For Piedmont, that "while was the 10 years it took to erect four windmills just inside the city's southern entrance part of the citizens' "Winds of Progress idea for promoting their home and its annual Founders Day celebration.
A decade ago, a group of civic leaders got together for dinner and started talking about ways to promote their community. For the people living in this city on a hill, one theme came up again and again.
"We figured if there was one thing Piedmont always had, it was wind, former Mayor Allen Moffat said.
With an idea in mind, fellow resident and Express Services President Bob Funk took the concept of wind to his company's advertising department in search of a slogan.
The winner, displayed proudly on the south side of the city, was "Winds of Progress.
The group, now called the Piedmont Beautification Committee, came up with a few ways to demonstrate their motto, including a street race for wind-driven vehicles.
But it was a quick look at the land around them, full of tall fields of wheat and grain, which had them quickly set on the idea of windmills.
Originally planned with 1993 federal grant money in mind, Piedmont's windmill plans did not receive the state funds, leaving the civic improvement in the hands of the committee that dreamed it up.
For a lot of communities, that might have been the end of such a project. But Piedmont's a different kind of place, as anyone living here will tell you.
After the 1992 Founders Day event raised $1,700, it was just a matter of time before the committee and residents pitched in to find the rest.
Nearly $2,000 was spent on the first windmill, a rare Model L Monitor.
The other three were donated: a three-legged tower from Bennett, a four-legged tower from former Mayor George Dannehl and a wind charger from Mason Treece.
The windmills decrease in age as a visitor travels north, showing the engineering "progress of their donors.
There would be another windmill, between the third and fourth, but it was stolen.
"Some of us thought it was Allen's (Moffat) farmhands helping out, said Cindy Cheatwood, Chamber of Commerce president. Some Piedmont residents even asked if the robbers needed help.
If you ask anyone involved with the project who the driving force behind getting the windmills bought, donated and put up, you'll get the same answer everybody.

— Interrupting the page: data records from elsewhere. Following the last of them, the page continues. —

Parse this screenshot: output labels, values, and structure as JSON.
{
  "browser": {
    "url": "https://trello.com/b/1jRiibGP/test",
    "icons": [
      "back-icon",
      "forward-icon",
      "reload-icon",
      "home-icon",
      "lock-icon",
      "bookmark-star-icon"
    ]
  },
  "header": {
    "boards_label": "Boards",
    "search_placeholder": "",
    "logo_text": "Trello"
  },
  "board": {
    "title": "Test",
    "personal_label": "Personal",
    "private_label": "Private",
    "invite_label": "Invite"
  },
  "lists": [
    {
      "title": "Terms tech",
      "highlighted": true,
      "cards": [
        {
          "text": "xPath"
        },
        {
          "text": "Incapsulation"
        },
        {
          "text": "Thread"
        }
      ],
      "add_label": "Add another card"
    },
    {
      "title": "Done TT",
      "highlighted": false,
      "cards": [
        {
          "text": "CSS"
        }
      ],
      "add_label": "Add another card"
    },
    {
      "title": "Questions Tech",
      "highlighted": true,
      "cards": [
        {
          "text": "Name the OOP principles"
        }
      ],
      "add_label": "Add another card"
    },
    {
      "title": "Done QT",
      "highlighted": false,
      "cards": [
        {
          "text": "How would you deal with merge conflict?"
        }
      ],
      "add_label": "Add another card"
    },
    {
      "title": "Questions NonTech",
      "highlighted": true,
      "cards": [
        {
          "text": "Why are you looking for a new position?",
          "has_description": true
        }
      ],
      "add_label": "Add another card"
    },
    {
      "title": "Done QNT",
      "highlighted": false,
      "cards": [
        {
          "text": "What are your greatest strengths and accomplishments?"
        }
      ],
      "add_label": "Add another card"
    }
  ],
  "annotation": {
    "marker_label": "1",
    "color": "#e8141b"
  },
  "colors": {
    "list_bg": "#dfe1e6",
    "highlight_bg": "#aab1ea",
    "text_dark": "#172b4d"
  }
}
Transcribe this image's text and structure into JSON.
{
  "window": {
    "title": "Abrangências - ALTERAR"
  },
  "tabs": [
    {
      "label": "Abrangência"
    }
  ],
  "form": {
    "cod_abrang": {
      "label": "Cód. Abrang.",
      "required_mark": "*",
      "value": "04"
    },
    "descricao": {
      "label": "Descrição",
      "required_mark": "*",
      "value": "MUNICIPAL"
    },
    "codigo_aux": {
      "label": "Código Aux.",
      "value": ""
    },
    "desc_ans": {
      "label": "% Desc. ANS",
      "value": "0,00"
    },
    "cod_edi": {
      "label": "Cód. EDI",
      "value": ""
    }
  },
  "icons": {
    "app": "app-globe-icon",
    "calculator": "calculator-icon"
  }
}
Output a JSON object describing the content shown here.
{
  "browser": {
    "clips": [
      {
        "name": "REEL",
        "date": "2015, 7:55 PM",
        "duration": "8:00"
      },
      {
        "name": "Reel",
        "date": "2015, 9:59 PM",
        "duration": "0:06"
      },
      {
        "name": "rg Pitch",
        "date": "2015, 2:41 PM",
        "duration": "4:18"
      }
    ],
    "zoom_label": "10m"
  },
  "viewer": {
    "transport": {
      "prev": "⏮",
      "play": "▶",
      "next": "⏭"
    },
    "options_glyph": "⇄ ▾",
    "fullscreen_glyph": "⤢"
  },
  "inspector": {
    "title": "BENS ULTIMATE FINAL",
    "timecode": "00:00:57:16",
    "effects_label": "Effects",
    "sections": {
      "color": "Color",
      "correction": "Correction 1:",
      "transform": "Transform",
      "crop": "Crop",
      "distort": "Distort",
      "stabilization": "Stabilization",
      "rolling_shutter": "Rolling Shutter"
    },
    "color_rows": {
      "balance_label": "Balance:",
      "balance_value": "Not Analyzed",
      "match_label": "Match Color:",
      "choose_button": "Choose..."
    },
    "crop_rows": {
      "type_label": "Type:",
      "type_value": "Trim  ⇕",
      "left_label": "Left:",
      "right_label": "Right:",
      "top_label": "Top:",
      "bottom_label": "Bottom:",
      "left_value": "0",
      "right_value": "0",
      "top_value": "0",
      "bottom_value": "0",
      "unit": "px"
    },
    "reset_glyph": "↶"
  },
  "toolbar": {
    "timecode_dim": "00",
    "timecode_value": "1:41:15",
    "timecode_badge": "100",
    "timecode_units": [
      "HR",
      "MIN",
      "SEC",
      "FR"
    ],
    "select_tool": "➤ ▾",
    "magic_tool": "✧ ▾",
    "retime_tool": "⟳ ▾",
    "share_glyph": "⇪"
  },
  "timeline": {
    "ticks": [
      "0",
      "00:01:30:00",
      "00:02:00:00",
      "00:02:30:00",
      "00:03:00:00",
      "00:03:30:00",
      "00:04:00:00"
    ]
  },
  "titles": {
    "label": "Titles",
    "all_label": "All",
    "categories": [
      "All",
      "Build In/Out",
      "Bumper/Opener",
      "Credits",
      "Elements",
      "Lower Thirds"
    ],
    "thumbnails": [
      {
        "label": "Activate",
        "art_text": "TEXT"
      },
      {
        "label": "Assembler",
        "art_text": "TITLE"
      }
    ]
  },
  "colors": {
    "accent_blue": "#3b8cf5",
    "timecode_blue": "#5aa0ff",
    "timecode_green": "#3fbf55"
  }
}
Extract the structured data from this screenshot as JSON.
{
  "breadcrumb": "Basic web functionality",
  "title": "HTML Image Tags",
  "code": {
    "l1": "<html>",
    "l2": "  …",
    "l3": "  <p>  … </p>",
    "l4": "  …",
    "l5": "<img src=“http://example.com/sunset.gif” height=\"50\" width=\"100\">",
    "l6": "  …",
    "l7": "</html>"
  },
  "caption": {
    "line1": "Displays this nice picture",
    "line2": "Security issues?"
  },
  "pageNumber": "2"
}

Maybe they're afraid of being saddled with the blame. More likely, they understand that the "Winds of Progress really was a civic improvement, since the entire city was involved in it one way or another.
A day spent at the Mid-Oklahoma Co-op will produce only a handful of customers who haven't served in one public office or another. A trip to the Piedmont Historical Museum reveals items donated by third-generation residents and families who have only been in the community for a few years.
City Manager Jim Richardson will gladly talk about the newest improvements coming to Piedmont, including baseball and softball fields, a new library and a community pavilion.
"These are all visible examples of how the community pulls together, Richardson said. "We've even got some grants for landscaping along the southern entrance to town.
To some, a decade might seem like a long time to put up windmills, but for Piedmont, the time couldn't be better. This summer, the city will celebrate its 100th anniversary a monthlong festival stretching from the Fourth of July to Founder's Day on Sept. 13.Archive ID: 1147451